The coroner's report into the disappearance of Julie Surprenant concludes that Richard Bouillon likely raped and killed the teenager.

Bouillon lived above the Surprenant home in Terrebonne, Quebec, when Julie disappeared on Nov. 16, 1999.

He had a lengthy criminal history that included rape, sexual assault, molestation and drug trafficking.

As he lay dying of cancer in a hospital in Laval in 2006, Bouillon confessed to nurses that he raped and killed Julie, and wanted to talk to reporters about his actions.

Two correctional service guards also heard the confession.

Bouillon was never given the opportunity to make that phone call, but police officers spoke with hospital officials soon after his death.

Those officials told police that Bouillon had confessed to several crimes, including the murder of Julie Surprenant, but officers did not make any further investigation.

In 2011 the case was re-opened when the Annick Prud'homme, the auxiliary nurse to whom Bouillon confessed, watched a television program and learned that the Julie Surprenant case was unsolved.

For five years, Prud'homme had mistakenly believed that what she had told her superiors had been passed onto police, and that Bouillon had talked to journalists.

Upon learning that was not the case she contacted reporters and told them of the confession, triggering the re-opening of the coroner's inquiry, along with new but unsuccessful searches for Julie's body.

Coroner Catherine Trudel has concluded that, based on the confessions to witnesses, that Bouillon likely raped and killed Julie.

However the coroner leaves two questions open as being beyond the scope of her report, namely whether the public should have access to more information about sexual criminals, and when medical professionals should be obliged to reveal secrets about their clients.

Trudel wrote that Surprenant's father had tried and failed to find out more information about his neighbours, including Bouillon, but was unsuccessful because he did not know the man's birthdate.
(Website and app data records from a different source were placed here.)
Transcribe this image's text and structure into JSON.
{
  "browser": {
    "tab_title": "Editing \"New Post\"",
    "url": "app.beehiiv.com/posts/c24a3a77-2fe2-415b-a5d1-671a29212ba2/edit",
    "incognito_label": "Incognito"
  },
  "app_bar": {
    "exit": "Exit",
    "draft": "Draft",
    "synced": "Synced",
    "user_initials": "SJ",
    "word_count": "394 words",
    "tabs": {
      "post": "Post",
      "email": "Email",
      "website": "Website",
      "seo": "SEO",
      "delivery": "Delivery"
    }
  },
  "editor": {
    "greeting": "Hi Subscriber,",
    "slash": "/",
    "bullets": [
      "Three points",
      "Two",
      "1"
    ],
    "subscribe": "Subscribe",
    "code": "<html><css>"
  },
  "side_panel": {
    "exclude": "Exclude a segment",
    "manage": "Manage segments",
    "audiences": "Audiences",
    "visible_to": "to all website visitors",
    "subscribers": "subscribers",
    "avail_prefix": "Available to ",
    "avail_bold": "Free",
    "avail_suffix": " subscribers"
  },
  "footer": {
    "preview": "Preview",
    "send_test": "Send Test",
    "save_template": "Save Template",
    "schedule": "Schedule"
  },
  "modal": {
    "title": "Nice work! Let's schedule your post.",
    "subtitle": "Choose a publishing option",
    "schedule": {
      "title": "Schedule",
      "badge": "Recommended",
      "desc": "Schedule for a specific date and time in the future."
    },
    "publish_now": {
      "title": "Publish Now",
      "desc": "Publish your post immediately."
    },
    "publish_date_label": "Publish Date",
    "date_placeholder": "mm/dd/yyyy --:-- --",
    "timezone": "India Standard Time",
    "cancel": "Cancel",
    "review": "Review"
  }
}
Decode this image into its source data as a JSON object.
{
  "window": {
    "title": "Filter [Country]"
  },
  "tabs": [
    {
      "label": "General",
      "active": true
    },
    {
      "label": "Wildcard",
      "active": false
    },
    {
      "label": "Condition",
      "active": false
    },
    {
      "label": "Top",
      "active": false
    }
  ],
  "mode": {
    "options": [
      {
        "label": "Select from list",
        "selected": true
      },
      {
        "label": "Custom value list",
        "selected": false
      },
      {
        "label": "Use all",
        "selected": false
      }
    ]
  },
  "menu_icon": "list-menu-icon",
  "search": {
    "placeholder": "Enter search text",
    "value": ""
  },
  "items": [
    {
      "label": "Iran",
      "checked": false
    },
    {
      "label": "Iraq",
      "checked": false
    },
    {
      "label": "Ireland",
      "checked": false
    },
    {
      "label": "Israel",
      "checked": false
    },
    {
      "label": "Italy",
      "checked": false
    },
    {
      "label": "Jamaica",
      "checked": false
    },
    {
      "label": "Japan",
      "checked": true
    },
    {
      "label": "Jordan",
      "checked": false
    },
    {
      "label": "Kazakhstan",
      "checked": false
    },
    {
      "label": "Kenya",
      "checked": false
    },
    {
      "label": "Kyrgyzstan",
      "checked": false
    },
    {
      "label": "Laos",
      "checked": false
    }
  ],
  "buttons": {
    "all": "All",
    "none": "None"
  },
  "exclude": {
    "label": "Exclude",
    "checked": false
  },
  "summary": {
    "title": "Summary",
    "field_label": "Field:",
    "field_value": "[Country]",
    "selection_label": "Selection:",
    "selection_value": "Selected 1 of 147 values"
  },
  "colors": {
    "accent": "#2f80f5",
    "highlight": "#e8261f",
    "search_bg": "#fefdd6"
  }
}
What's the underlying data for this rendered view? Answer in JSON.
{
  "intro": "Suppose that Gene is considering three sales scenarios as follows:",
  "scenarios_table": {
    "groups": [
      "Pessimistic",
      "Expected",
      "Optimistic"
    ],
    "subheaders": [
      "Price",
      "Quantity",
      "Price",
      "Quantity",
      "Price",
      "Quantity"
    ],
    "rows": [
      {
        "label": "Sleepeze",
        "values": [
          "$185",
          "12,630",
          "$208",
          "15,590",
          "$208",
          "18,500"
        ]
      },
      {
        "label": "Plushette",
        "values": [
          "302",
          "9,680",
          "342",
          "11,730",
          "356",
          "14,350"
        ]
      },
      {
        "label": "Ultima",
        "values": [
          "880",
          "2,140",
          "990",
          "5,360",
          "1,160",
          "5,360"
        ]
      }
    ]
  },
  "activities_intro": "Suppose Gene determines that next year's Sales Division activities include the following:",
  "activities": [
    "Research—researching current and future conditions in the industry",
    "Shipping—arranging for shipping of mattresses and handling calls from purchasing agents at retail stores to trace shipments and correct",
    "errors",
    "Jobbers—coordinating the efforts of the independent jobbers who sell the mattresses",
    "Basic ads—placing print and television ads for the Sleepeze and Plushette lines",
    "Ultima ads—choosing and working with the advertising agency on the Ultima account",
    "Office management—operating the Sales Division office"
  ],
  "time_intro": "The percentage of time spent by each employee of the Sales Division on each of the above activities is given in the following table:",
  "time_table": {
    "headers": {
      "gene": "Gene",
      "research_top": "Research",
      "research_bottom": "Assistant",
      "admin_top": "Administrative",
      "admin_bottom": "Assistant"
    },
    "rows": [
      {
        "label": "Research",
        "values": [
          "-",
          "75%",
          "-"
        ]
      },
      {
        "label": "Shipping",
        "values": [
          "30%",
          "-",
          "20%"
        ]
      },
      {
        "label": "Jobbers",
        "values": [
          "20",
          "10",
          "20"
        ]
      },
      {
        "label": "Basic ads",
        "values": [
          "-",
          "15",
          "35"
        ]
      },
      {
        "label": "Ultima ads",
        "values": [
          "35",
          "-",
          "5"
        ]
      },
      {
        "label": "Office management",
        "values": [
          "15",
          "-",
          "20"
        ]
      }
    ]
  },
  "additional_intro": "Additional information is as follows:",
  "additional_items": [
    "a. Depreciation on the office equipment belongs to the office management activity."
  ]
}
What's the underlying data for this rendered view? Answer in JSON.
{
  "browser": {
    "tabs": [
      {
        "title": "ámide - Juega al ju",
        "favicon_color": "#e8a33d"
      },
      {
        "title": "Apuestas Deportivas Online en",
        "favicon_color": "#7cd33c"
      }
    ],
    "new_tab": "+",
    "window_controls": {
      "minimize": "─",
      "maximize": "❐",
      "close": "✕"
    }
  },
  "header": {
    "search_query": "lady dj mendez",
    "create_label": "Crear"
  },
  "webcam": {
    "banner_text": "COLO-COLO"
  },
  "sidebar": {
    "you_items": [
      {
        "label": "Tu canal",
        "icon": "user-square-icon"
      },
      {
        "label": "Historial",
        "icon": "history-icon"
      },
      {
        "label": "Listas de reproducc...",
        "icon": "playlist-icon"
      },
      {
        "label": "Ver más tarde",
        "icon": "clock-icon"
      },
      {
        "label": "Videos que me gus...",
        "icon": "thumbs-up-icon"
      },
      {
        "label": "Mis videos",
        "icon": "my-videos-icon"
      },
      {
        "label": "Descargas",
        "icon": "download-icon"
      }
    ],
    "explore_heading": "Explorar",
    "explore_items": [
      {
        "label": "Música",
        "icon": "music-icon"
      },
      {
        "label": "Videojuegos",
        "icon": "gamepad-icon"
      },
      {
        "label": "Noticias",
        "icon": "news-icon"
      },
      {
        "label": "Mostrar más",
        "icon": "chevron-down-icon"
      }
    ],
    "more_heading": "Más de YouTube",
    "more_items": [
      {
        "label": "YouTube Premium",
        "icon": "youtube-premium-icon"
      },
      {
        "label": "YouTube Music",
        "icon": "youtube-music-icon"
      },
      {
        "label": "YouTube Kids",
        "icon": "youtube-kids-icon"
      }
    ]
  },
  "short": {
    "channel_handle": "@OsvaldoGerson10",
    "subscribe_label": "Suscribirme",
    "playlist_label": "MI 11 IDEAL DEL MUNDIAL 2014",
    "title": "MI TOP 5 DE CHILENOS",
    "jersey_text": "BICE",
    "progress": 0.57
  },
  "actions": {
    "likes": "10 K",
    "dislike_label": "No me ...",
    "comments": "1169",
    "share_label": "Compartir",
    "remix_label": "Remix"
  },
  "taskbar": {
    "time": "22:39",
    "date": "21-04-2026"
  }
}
Suprenant’s lawyer, Marc Bellemare, said that’s unacceptable.

“I should be able, easily, to know if there’s a criminal case (against someone), but right now it’s impossible to get it if I don’t have their birth date,” he said.

Trudel  also wrote that while nurses are obliged by law to keep medical secrets, they are allowed to reveal that information whenever the client or the law authorizes them to do so.

Michel Surprenant said he was pleased with the conclusion, but this raises the questions about patient-client confidentiality -- and that professional secrets shouldn't be kept if they can help solve crimes.

“I read the report several times and I’m happy about the open mind the coroner gave us, and the chance to go further in this debate,” he said.

“This remains in my life; it remains something active. It remains a debate on which there’s still much to do, because it took 12 years, step by step, to get where we are. The think the debate is moving forward. We’re going to knock on doors everywhere.”

Bellemare said sex offenders’ names should be made more accessible.

“There are 5,000 sex offenders in the federal register right now, and they can move privately and quietly," he said.

"Every single father, every single mother should know, if they want to know, if their neighbour is a sex offender. If you have this possibility, you will be able to prevent any kind of aggression against yourself and against your children, and I think that's the debate that the coroner is opening with this report.”


Coroner's report on Julie Surprenant